I admired Pittard's Listen to Me, an intensely telescoped tale of marital crisis, so I'm anticipating this fictional look at the horrific 1962 crash of Paris-to-Atlanta Air France Flight 007. Over 100 of Atlanta's cultural leaders were lost, and Atlanta-born Pittard chronicles the reactions of city residents from the mayor to a teenager denied admission to an integrated school wondering what might change.
The real-life crash of a charter plane full of Atlanta's white elite is the inspiration for a fictional examination of race, class, love, and betrayal.In the summer of 1962, more than 100 Atlanta art lovers were about to return from their junket to the great museums of Italy and France when their jet crashed during takeoff at Orly. The only member of the tour group who didn't perish was Raif Bentley, who took a slightly later plane because he and his wife, parents of three, had a policy of never flying together. In Pittard's (Listen to Me, 2016, etc.) re-imagination of the aftermath of this disaster, Raif returns home to an emotionally ravaged world. His good friends Robert and Lily Tucker, a couple expecting their first child, have lost both of Lily's parents, and Robert, an editor at the Atlanta Journal, has lost his young mistress, a writer from the paper whom he sent to cover the trip. So devastated is he that he walks out on pregnant Lucy that very day and goes into a messy, booze-soaked free fall. The Tuckers' separate perspectives on what happens after that are two of several angles among which the narration rotates.
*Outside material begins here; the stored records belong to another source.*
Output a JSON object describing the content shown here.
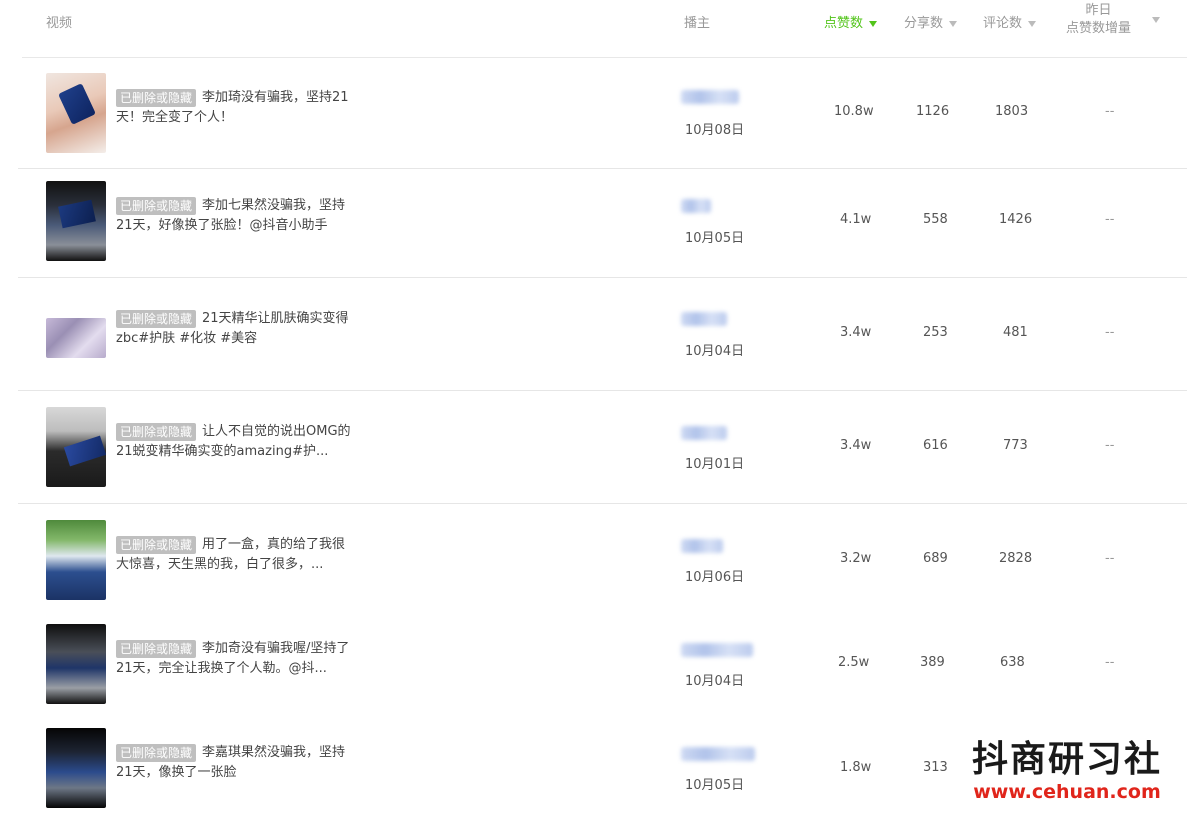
{
  "header": {
    "video": "视频",
    "streamer": "播主",
    "likes": "点赞数",
    "shares": "分享数",
    "comments": "评论数",
    "growth_line1": "昨日",
    "growth_line2": "点赞数增量"
  },
  "sorted_color": "#52c41a",
  "rows": [
    {
      "badge": "已删除或隐藏",
      "title": "李加琦没有骗我，坚持21天！完全变了个人！",
      "date": "10月08日",
      "likes": "10.8w",
      "shares": "1126",
      "comments": "1803",
      "growth": "--"
    },
    {
      "badge": "已删除或隐藏",
      "title": "李加七果然没骗我，坚持21天，好像换了张脸！@抖音小助手",
      "date": "10月05日",
      "likes": "4.1w",
      "shares": "558",
      "comments": "1426",
      "growth": "--"
    },
    {
      "badge": "已删除或隐藏",
      "title": "21天精华让肌肤确实变得zbc#护肤 #化妆 #美容",
      "date": "10月04日",
      "likes": "3.4w",
      "shares": "253",
      "comments": "481",
      "growth": "--"
    },
    {
      "badge": "已删除或隐藏",
      "title": "让人不自觉的说出OMG的21蜕变精华确实变的amazing#护...",
      "date": "10月01日",
      "likes": "3.4w",
      "shares": "616",
      "comments": "773",
      "growth": "--"
    },
    {
      "badge": "已删除或隐藏",
      "title": "用了一盒，真的给了我很大惊喜，天生黑的我，白了很多，...",
      "date": "10月06日",
      "likes": "3.2w",
      "shares": "689",
      "comments": "2828",
      "growth": "--"
    },
    {
      "badge": "已删除或隐藏",
      "title": "李加奇没有骗我喔/坚持了21天，完全让我换了个人勒。@抖...",
      "date": "10月04日",
      "likes": "2.5w",
      "shares": "389",
      "comments": "638",
      "growth": "--"
    },
    {
      "badge": "已删除或隐藏",
      "title": "李嘉琪果然没骗我，坚持21天，像换了一张脸",
      "date": "10月05日",
      "likes": "1.8w",
      "shares": "313",
      "comments": "",
      "growth": ""
    }
  ],
  "watermark": {
    "title": "抖商研习社",
    "url": "www.cehuan.com"
  }
}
People who have no connection to the crash—Piedmont Dobbs, a 19-year-old African-American who's just left home, and Anastasia Rivers, an opportunistic white beauty who does exhibition diving at a hotel—enter the story as it becomes a study of the effect of privilege on relationships in Atlanta, circa 1962. Some of the angles are more gripping and believable than others; in particular, the engrossing and moving plotline involving Piedmont carries the book and makes some of the rest of it seem rather thin. By the time the novel climaxes at a Fourth of July party held in an over-the-top mansion built on the site of a lynching, one can't help but notice that the plane crash is actually pretty tangential to its main concerns.Within this book is an excellent novel that would have been stronger with a less complicated treatment.